■ EXERCISE DETAILS: Copy each line in the data that includes the word "name".

• • •

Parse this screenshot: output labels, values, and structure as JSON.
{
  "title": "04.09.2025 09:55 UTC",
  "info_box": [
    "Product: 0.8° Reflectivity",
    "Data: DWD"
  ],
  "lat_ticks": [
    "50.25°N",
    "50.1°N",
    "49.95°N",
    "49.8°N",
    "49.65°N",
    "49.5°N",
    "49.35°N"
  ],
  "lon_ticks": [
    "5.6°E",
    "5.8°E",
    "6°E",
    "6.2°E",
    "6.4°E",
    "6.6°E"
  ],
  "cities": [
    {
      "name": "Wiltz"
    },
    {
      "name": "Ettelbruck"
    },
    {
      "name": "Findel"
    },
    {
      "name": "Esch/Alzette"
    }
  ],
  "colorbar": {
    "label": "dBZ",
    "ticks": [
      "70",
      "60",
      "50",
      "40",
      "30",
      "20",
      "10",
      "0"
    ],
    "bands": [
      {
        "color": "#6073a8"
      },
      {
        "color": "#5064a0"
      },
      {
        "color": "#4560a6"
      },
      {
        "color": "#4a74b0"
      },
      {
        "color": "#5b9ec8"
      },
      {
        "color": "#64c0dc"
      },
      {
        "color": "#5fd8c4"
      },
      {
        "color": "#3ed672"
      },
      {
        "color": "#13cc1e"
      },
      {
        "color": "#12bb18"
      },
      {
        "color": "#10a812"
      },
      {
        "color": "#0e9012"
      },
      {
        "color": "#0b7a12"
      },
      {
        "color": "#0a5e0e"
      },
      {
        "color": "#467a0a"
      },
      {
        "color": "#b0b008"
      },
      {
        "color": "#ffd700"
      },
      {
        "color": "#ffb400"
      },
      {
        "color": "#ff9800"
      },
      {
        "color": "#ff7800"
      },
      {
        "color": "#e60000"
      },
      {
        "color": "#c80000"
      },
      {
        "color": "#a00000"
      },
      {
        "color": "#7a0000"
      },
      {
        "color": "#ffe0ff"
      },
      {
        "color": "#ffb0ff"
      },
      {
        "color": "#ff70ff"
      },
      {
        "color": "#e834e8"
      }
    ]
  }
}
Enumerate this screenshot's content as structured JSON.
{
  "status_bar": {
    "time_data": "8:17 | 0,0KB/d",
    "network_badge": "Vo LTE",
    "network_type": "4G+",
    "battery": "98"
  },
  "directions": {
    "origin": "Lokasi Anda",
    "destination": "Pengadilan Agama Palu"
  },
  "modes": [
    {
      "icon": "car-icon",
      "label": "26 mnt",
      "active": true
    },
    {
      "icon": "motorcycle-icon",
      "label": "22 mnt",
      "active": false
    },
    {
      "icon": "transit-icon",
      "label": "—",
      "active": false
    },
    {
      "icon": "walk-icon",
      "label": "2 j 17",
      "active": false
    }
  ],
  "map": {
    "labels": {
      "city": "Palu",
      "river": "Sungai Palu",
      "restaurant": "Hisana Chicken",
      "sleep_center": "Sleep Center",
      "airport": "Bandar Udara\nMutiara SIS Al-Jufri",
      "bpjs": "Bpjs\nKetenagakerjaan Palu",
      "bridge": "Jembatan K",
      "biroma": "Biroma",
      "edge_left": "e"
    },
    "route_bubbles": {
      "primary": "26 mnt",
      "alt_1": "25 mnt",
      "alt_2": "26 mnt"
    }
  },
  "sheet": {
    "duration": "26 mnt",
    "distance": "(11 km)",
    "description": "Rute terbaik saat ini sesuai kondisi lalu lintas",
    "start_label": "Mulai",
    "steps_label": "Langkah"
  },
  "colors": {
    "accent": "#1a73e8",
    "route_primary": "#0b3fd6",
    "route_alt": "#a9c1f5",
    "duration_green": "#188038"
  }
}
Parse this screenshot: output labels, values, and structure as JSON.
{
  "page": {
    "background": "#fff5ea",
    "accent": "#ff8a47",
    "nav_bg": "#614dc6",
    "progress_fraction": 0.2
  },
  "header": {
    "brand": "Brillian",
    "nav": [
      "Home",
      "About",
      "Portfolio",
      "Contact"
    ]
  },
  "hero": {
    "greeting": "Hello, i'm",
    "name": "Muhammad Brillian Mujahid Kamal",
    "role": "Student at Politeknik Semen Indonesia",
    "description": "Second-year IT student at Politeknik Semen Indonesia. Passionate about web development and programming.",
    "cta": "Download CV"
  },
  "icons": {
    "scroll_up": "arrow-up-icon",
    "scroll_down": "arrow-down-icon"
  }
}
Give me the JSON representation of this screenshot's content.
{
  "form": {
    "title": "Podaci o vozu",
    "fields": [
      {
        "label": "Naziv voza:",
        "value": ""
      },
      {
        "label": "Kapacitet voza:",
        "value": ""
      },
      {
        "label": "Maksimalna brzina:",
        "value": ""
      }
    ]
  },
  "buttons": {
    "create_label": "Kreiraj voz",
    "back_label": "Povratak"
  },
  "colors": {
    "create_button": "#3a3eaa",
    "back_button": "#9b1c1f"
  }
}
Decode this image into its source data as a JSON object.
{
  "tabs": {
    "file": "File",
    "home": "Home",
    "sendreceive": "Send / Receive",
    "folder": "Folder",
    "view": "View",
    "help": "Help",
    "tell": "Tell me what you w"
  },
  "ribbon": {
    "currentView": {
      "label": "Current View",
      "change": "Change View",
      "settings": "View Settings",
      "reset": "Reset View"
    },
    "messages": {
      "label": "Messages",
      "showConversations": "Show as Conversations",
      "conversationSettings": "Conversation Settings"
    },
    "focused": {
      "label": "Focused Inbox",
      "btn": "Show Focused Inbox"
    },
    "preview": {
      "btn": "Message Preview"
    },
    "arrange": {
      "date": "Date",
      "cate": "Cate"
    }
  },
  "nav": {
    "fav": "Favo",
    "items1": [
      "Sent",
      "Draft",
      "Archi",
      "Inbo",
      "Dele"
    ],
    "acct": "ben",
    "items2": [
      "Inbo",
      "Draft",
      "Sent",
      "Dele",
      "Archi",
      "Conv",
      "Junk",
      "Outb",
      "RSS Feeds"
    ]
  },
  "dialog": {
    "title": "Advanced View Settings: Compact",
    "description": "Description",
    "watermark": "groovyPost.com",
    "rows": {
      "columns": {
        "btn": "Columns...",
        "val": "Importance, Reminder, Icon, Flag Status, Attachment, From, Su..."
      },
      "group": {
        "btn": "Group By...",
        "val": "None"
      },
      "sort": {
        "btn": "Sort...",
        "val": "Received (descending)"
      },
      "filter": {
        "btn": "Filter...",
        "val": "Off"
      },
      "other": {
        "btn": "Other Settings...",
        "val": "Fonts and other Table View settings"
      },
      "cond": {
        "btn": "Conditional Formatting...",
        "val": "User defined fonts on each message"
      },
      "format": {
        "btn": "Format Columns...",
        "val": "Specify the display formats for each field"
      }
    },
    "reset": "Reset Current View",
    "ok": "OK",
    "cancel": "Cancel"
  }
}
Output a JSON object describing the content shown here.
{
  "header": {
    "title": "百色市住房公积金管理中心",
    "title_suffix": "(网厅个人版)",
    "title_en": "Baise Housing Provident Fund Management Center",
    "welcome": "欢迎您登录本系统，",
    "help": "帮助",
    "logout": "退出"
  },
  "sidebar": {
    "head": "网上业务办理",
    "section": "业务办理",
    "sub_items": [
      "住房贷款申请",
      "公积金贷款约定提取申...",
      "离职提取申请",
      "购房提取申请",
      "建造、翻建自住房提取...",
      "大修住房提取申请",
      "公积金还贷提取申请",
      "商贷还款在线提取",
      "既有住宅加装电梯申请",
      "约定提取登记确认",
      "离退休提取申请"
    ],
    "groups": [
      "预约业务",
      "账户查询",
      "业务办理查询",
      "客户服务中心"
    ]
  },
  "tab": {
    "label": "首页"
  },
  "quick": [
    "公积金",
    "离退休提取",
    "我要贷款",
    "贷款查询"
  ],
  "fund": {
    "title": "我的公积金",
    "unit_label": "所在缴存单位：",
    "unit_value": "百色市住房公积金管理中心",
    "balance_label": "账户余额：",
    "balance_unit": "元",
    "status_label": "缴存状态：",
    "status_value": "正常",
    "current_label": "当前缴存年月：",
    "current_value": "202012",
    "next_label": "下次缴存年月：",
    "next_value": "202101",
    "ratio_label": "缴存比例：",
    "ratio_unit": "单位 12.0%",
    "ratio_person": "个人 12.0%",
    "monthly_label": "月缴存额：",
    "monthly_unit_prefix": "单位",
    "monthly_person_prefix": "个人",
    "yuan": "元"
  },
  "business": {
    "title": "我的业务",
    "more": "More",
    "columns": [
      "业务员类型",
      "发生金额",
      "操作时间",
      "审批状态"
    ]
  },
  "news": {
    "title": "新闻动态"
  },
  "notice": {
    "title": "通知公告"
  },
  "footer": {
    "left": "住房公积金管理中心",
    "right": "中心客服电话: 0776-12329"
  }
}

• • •

■ EXPECTED ANSWER:
      "name": "Wiltz"
      "name": "Ettelbruck"
      "name": "Findel"
      "name": "Esch/Alzette"
    "name": "Muhammad Brillian Mujahid Kamal",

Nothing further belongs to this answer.